[[ EXTRACTED DATA, beginning ]]

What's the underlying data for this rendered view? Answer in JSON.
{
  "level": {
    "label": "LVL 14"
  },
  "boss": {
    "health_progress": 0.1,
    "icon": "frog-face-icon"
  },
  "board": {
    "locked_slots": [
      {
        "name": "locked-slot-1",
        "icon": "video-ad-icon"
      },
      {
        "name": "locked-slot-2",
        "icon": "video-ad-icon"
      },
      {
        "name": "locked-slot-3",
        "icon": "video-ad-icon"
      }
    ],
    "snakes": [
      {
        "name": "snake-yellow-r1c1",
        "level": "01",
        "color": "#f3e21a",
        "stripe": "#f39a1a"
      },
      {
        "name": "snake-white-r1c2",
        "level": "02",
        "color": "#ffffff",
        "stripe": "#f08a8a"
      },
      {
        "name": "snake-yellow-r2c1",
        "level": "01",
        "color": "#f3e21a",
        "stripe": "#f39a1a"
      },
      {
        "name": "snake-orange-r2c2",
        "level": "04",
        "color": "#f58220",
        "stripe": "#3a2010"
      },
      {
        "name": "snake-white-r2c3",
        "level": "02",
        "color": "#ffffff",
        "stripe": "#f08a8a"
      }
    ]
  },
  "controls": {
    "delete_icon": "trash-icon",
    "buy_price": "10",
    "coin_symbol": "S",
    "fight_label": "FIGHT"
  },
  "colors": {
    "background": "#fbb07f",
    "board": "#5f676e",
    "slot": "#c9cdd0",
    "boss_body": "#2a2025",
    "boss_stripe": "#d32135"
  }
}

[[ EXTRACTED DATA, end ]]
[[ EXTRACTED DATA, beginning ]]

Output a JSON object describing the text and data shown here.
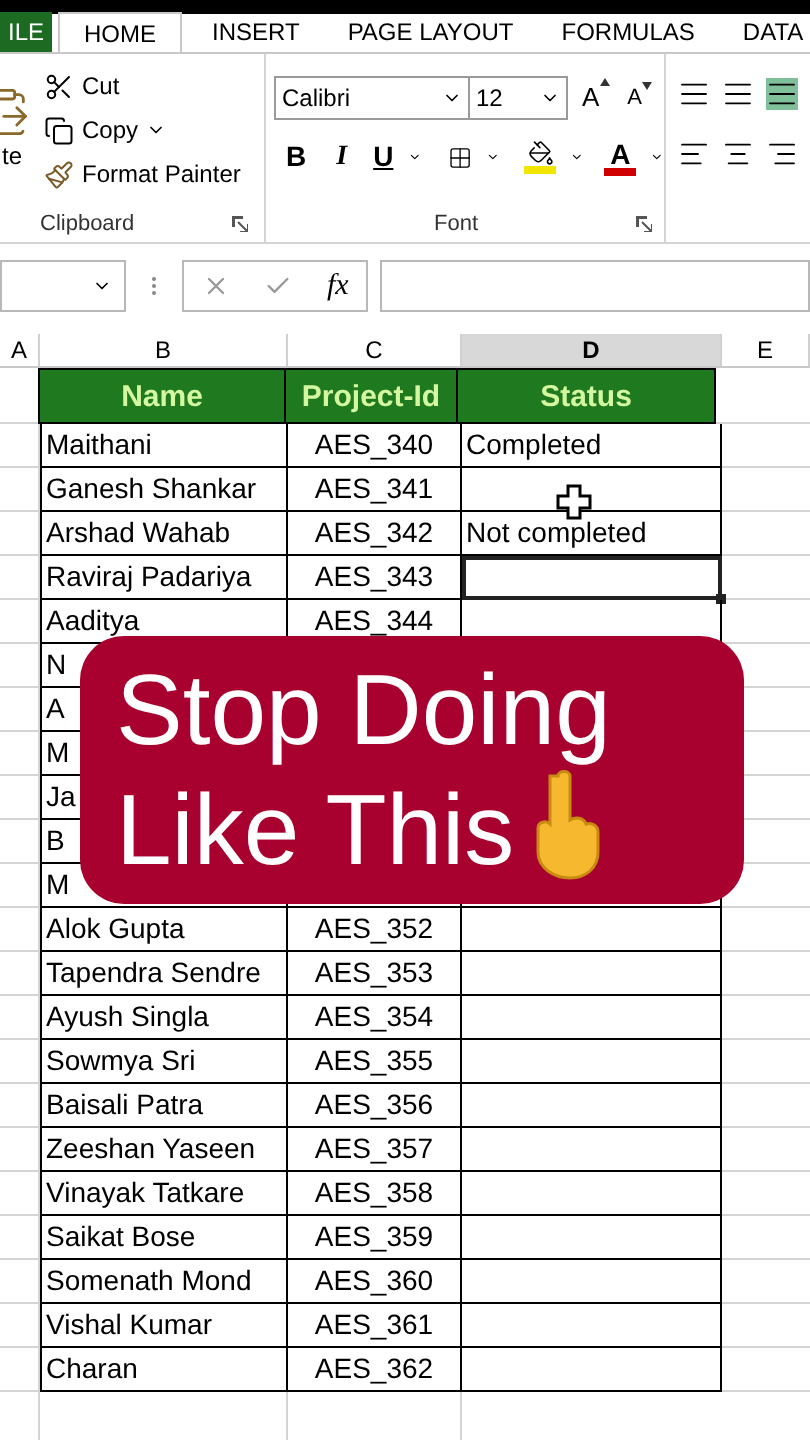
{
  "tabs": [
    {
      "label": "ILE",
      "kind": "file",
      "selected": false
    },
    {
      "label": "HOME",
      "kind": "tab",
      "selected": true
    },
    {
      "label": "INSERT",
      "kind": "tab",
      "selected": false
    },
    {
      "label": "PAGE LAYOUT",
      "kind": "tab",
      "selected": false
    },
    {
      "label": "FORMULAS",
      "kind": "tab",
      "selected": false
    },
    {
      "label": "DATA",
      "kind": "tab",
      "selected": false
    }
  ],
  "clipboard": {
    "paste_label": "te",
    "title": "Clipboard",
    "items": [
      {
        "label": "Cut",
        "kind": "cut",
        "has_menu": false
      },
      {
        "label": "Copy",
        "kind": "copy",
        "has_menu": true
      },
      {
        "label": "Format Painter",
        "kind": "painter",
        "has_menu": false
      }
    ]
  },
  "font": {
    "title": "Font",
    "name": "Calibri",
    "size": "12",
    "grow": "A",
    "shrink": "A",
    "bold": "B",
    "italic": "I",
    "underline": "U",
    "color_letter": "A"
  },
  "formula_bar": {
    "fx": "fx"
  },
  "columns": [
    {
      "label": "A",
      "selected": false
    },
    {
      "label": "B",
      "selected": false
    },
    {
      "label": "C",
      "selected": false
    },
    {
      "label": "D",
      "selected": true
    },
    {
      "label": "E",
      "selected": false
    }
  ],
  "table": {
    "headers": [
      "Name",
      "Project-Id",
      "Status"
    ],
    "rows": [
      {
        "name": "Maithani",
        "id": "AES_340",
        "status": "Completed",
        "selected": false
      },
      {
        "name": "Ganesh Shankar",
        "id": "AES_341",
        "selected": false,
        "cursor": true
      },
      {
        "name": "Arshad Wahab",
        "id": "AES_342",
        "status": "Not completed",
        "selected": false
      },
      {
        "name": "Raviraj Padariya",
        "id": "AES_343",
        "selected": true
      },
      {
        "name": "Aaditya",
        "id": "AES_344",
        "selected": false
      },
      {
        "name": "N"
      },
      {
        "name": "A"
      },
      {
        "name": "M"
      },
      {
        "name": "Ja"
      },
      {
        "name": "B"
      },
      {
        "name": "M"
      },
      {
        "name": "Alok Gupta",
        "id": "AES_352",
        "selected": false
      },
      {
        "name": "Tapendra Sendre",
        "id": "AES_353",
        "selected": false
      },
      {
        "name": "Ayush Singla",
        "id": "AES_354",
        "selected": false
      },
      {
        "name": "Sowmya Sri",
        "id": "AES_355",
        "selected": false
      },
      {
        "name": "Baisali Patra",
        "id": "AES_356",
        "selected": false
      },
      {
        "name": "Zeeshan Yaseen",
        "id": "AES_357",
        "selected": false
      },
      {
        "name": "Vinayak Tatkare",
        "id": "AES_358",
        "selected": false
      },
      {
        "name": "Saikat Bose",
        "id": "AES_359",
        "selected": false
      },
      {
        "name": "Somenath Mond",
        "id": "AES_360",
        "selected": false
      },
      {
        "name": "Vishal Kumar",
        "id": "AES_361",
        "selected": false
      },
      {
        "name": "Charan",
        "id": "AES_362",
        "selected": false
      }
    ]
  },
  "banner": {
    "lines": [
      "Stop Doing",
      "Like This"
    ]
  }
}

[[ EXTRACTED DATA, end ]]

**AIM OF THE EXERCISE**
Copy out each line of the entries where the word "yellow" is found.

**SOLUTION TO THE EXERCISE**
        "name": "snake-yellow-r1c1",
        "name": "snake-yellow-r2c1",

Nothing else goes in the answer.